Gillian Zoe Segal spoke with me about her latest book, Getting There: A Book of Mentors, a revealing roundup of thirty leaders, CEOs, and entrepreneurs who divulge the secrets of their success. For most, the road to the top was not paved with gold, and there were plenty of potholes along the way. After completing the interviews, Segal captured the faces of success with her 5D Mark II Canon digital camera. (What a fabulous personal touch!) We discussed how failure, rejection, and jobs in sales are all part of getting there.
A common theme throughout most profiles is failure. Did that surprise you?
I learned that no matter what you pursue, it’s not going to be easy. A smooth rise to the top is a fairy tale. The most common thread between all of my subjects is a determination and a resilience; you have to be okay with failure and getting knocked down. I love when Kathy Ireland says "If you’re not failing, you’re not trying hard enough."
Quite a few people cite unscheduled free time during their childhood as pivotal to becoming creative thinkers.
I haven’t discussed playtime with anyone before, but it seemed like many were not over-scheduled as children. Even as an adult, having time to think is important. You need to be a thinker to be a leader. In order to think, you need time to think, use your imagination, and time to imagine what kind of a world you want for yourself.

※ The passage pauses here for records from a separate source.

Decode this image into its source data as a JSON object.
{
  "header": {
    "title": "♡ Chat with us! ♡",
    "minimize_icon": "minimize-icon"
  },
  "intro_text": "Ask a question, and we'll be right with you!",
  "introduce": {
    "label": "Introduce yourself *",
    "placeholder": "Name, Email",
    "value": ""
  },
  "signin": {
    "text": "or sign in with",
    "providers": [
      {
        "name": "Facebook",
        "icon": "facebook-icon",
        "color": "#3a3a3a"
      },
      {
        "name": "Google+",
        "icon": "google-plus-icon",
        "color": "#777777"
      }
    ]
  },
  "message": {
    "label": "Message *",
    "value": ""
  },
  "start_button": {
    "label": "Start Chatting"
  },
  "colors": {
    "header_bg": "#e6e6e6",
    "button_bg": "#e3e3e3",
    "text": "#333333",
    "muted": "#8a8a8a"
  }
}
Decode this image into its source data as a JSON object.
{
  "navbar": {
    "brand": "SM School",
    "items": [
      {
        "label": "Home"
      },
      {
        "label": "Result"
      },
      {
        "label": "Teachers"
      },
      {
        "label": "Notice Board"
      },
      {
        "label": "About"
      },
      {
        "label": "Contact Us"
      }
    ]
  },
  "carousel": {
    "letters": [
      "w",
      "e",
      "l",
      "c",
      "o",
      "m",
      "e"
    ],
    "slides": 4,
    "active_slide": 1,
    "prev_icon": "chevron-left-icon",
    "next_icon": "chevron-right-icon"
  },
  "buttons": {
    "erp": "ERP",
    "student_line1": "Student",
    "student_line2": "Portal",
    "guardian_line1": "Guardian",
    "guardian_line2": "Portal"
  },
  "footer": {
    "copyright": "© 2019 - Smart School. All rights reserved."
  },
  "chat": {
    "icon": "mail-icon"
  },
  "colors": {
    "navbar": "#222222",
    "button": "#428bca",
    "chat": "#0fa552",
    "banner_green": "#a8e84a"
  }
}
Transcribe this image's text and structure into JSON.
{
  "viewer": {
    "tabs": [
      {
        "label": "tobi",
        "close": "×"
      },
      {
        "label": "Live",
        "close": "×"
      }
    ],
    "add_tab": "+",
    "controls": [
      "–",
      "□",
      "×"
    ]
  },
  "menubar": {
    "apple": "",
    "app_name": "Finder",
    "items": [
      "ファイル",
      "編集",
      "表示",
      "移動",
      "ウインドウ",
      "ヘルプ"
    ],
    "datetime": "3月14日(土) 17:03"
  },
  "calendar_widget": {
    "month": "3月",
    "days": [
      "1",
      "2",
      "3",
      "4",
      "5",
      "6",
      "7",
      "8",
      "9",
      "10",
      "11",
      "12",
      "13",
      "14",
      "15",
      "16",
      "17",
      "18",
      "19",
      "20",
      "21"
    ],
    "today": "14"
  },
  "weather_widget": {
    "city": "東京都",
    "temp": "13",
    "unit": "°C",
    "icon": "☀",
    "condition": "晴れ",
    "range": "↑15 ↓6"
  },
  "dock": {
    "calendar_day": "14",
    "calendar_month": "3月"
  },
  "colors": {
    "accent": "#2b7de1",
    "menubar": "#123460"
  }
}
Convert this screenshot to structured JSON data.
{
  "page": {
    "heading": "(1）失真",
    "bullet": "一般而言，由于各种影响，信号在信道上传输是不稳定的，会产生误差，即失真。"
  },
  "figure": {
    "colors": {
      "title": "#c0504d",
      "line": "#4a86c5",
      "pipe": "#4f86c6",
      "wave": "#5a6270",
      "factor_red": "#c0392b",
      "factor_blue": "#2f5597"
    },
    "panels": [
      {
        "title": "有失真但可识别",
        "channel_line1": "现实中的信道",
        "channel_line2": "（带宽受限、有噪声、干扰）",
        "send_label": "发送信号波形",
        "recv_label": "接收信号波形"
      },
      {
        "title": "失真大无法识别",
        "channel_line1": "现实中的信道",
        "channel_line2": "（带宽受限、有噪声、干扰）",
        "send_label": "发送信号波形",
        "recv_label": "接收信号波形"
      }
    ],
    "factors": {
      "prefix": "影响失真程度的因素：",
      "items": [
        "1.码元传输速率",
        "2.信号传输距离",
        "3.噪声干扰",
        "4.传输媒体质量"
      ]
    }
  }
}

That seems to fly in the face of what a lot of folks are doing with their children today. How many parents are willing to say, "Go play in the backyard, I’ll see you at dusk!"
Many children are too busy to get to know themselves. They’re too busy doing what their parents want them to do. Many of the interviewees (like Vanity Fair editor Graydon Carter) credit this free time with allowing their imagination to flourish. Creativity was responsible for their ultimate success. I think that in order to be successful, you have to do something that you’re passionate about, and find something that’s within your circle of competence, as Warren Buffett says. In order to find that sweet spot, you have to know yourself. You need a little bit of freedom to meander. If you’re too busy locked into Mandarin lessons and that whole thing, you don't have the time to get to know yourself.
When you were doing these interviews, was there any story that particularly surprised you?
A lot of them! When I started the book, I thought I knew what I wanted the book to be and I had to find people who had a good story. I quickly realized that everyone has a good story. The trick was just getting them to be open enough and sharing it. Because really, no one had it so easy.
I went into the book thinking I would read about easy success, and with perhaps the exception of Warren Buffett, I thought most of the profiles would chronicle meteoric rises.
Who would have thought Michael Bloomberg was a C student? You would never think that J. Craig Venter, the guy who sequenced the human genome, almost failed out of high school. He got a D- because his teachers forced him to write an extra paper so they wouldn’t have to see him again. Then he went to community college, and he really worked his way up with patience and persistence. Sara Blakely, the CEO billionaire founder of Spanx, failed the law school admissions test twice, then loaded rides at Disney in a polyester pantsuit, then spent eight years working for a company that sold fax machines door to door before eventually starting Spanx.
Paper routes were a common childhood job among this group of people too.
I think that is evidence of a solid work ethic. It developed good habits — getting up early, doing your best, having responsibility.
Later on, many of these same people held sales jobs where they were almost guaranteed to see failure and rejection on a daily, if not hourly, basis.
That really surprised me — the value in having some form of a job in sales. A lot of people credit early jobs in sales for equipping them for the skills they needed for their ultimate success. John Paul DeJoria sold encyclopedias door to door, Sara Blakely sold fax machines, Kathy Ireland sold herself in her modeling days, and Jeff Koons sold candy on golf courses. Sales taught them to hone their powers of persuasion and communication, and not to be fatally knocked down by rejection.
Do you have any sales experience?
I spent one summer as a real estate broker. Those skills helped me get people to participate in this book. When I showed somebody an apartment, I wasn’t supposed to let them out of my sight until they put down a deposit. If they walked away, they could reconsider or go with a different broker. If someone shows an interest — if you get a tug on your hook — you focus. Don’t do something else, or the fish will be gone. You have to pull it in right away. When I was asking people to be in the book, and received positive responses, I reacted quickly. I also had to sell people on being subjects in the book, and I heard ‘no’ plenty of times – sometimes from the same people! Frank Gehry rejected me four times before saying yes.
Any parting words of advice?
Don’t take a no from someone who doesn't give you a yes. If you can’t get in the front door, try the back door. Or try crawling in a window. Or a side door.